◆ About this task: When a line below contains the string "true", show that line.

:: Available data ::

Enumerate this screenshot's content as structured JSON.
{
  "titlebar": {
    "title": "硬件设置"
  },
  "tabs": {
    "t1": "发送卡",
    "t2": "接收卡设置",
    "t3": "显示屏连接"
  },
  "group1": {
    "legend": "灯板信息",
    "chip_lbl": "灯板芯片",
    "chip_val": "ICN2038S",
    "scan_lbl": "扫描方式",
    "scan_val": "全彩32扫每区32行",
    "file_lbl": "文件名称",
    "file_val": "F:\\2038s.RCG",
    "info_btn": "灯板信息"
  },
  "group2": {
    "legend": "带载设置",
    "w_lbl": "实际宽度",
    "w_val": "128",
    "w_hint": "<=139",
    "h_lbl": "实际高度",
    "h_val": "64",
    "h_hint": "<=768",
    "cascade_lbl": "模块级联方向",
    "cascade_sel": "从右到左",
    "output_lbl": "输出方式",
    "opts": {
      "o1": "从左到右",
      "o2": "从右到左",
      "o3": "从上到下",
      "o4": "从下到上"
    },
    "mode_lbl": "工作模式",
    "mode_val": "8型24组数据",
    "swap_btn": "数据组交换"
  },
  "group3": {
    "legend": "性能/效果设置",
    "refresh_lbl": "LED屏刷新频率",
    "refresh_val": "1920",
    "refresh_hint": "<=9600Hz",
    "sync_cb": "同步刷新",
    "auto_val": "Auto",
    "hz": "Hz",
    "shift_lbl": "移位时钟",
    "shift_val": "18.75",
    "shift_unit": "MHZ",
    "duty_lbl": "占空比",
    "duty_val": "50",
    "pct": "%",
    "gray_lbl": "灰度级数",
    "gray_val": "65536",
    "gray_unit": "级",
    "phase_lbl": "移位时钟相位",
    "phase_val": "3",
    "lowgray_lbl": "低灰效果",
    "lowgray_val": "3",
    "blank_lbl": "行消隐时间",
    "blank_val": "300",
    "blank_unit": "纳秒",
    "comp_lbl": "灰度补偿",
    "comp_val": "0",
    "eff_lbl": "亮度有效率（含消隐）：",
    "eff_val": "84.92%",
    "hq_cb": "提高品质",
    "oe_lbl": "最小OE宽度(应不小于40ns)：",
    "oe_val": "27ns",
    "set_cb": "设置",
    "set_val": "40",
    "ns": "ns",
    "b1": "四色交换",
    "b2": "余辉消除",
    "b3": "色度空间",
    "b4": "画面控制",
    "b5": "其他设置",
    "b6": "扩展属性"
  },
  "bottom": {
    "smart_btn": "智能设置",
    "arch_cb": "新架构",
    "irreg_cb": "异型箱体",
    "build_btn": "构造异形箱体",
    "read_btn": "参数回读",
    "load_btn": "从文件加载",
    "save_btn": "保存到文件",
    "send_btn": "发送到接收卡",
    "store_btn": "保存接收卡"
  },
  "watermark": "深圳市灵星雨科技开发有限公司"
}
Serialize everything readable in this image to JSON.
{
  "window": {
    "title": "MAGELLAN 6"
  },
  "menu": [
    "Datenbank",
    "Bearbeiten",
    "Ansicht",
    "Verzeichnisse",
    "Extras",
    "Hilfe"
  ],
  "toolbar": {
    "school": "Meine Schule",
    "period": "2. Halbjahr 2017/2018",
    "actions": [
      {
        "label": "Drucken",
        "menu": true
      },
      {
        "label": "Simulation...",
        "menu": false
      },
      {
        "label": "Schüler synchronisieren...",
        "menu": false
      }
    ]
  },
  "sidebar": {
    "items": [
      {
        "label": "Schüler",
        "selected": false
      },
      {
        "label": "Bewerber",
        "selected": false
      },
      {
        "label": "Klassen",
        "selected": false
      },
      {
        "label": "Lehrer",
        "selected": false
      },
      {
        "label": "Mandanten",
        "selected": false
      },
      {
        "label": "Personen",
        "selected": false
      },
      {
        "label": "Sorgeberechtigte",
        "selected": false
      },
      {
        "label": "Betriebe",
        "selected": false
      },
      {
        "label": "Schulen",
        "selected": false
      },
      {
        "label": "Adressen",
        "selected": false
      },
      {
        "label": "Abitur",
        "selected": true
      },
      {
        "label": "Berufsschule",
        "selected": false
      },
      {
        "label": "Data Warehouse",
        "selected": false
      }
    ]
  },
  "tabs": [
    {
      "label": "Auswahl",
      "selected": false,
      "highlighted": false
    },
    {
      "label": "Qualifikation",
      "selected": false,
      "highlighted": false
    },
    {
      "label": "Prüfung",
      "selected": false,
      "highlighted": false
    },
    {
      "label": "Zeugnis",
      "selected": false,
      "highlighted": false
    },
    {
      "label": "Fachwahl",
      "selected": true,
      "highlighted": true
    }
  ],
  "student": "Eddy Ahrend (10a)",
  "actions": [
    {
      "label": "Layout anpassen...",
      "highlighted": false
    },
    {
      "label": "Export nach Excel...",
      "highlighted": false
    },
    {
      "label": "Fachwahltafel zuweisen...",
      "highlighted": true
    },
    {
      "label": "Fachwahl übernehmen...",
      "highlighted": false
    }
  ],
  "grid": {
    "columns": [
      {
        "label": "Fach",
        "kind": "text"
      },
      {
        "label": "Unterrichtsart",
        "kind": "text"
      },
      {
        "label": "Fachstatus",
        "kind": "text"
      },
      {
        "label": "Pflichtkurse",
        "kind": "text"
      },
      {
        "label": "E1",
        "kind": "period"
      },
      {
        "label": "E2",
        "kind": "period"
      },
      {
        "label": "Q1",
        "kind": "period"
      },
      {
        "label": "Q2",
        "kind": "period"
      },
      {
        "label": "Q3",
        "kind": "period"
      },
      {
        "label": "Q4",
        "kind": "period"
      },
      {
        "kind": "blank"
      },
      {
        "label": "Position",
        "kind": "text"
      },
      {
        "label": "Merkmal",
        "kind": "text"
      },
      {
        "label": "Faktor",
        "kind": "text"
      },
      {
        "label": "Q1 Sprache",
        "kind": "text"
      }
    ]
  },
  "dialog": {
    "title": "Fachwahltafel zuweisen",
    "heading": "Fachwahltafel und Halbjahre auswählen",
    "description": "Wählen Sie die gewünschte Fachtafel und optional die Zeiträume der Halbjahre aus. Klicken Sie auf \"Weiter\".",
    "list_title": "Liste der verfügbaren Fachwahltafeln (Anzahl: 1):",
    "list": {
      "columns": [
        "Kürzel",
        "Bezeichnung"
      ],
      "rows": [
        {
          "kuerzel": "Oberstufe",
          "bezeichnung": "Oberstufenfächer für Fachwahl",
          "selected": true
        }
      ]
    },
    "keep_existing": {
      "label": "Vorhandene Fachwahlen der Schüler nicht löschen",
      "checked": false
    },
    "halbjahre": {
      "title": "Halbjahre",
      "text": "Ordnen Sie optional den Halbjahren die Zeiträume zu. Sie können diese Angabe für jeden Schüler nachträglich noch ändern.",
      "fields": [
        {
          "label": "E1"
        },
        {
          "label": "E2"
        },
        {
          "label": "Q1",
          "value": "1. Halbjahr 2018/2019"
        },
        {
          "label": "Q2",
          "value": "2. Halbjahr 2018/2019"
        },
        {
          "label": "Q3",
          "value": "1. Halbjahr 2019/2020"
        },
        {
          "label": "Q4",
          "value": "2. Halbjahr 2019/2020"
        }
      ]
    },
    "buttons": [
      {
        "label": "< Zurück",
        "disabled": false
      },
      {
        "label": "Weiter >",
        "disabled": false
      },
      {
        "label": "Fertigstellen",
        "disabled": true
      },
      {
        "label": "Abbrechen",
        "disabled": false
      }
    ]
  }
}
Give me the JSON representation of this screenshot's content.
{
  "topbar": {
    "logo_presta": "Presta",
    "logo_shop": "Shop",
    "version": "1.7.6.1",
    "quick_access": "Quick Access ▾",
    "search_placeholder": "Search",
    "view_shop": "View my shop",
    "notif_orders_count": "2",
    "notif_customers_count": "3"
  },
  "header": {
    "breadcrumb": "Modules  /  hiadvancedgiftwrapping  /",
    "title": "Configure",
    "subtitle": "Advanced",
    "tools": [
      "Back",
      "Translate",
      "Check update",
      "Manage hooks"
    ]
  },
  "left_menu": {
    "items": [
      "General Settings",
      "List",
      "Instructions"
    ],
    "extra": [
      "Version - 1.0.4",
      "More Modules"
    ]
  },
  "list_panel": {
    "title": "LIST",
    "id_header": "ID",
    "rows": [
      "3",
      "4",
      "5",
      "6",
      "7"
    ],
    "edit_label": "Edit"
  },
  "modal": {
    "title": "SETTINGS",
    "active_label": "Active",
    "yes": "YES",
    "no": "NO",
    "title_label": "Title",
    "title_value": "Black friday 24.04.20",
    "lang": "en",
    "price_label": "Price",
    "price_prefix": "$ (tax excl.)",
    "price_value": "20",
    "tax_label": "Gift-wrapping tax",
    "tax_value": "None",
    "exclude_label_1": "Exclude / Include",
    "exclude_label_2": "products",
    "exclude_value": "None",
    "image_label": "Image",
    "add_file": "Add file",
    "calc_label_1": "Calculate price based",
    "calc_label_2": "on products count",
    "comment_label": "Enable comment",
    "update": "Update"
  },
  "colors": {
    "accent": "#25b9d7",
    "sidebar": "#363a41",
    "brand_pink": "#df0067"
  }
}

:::

◆ Exercise answer:
        "menu": true
        "selected": true
      "selected": true,
      "highlighted": true
      "highlighted": true
          "selected": true
        "disabled": true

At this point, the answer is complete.